The Planetary Habitability Laboratory of the University of Puerto Rico at the Arecibo site maintains constantly updated lists of the exoplanets, which according to their value in the ESI are the most Earth-like. A more conservative list – radius between 0.5 and 1.6 earth radii and mass between 0.1 and 3 earth masses – currently comes to 21 exoplanets with an ESI of at least 0.58. At the very top, Teegarden’s star b lands with an ESI of 0.95, the TOI-700 d, Kepler-1649 c and TRAPPIST-1 d also achieve over 0.9. They are between 12 and 300 light years away from us. A total of 13 of the exoplanets here come to an ESI of over 0.8. Of the 21 exoplanets on this list, only two are smaller than Earth and the rest are larger. The celestial bodies need between 4 and 267 days to orbit their stars.
The laboratory calls another list the “optimistic selection”. The probability that these are rock planets and that there can be liquid water on the surface is lower for the celestial bodies listed there. The exoplanets listed there come to 1.6 to 2.5 Earth radii or 3 to 10 Earth masses. The highest ESI here is 0.83 (Kepler-452 b, Kepler-62 e and Kepler-1652 b). In total, both lists currently include 59 “potentially habitable exoplanets”. One is comparable to Mars in terms of its size, 20 is Earth, 38 are listed as super-earths or mini-Neptune – so these could also be small gas planets that do not exist in our solar system.
So it doesn’t look like there is already a second Earth among the known exoplanets, even if it can’t be ruled out. With new measurement data, exoplanets keep falling off the lists, while others are added. For example, 11 exoplanets were lost on the occasion of the latest update, and it is now clear that it is too hot there for life. At the same time, however, four new ones were added.

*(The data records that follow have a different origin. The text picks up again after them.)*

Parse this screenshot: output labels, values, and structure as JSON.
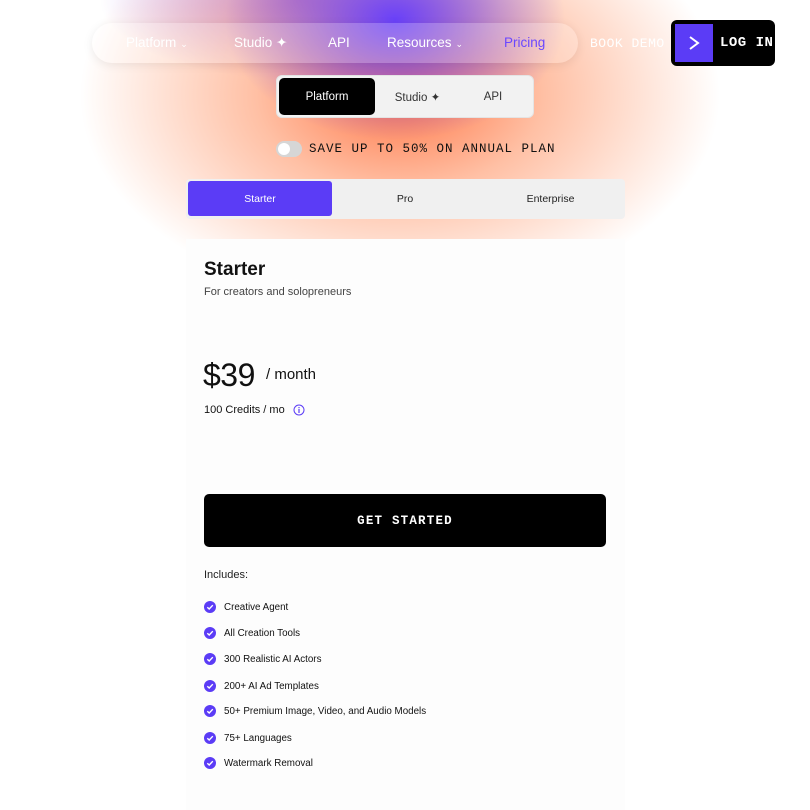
{
  "colors": {
    "accent": "#5b3cf6",
    "nav_active": "#6a47ff",
    "dark": "#000000"
  },
  "nav": {
    "items": [
      {
        "label": "Platform",
        "has_caret": true
      },
      {
        "label": "Studio ✦",
        "has_caret": false
      },
      {
        "label": "API",
        "has_caret": false
      },
      {
        "label": "Resources",
        "has_caret": true
      },
      {
        "label": "Pricing",
        "has_caret": false,
        "active": true
      }
    ],
    "caret": "⌄",
    "book_demo": "BOOK DEMO",
    "login": "LOG IN"
  },
  "product_tabs": {
    "items": [
      "Platform",
      "Studio ✦",
      "API"
    ],
    "selected": "Platform"
  },
  "billing": {
    "annual_toggle_on": false,
    "label": "SAVE UP TO 50% ON ANNUAL PLAN"
  },
  "tiers": {
    "items": [
      "Starter",
      "Pro",
      "Enterprise"
    ],
    "selected": "Starter"
  },
  "plan": {
    "name": "Starter",
    "subtitle": "For creators and solopreneurs",
    "price": "$39",
    "period": "/ month",
    "credits": "100 Credits / mo",
    "cta": "GET STARTED",
    "includes_label": "Includes:",
    "features": [
      "Creative Agent",
      "All Creation Tools",
      "300 Realistic AI Actors",
      "200+ AI Ad Templates",
      "50+ Premium Image, Video, and Audio Models",
      "75+ Languages",
      "Watermark Removal"
    ]
  },
  "icons": [
    "logo-icon",
    "chevron-right-icon",
    "info-icon",
    "check-circle-icon"
  ]
}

If you are looking for an even more comprehensive overview, there is one for you in the “Catalog of habitable exoplanets” nor visualizations of the positions of the known exoplanets around their stars. Here, among other things, Jupiter-like gas giants are listed in the habitable zones of their stars. They may not have a surface where life could arise in liquid water – but they may have solid moons. Another map shows where the potentially habitable exoplanets were found in the night sky – above all, of course, from the Kepler space telescope.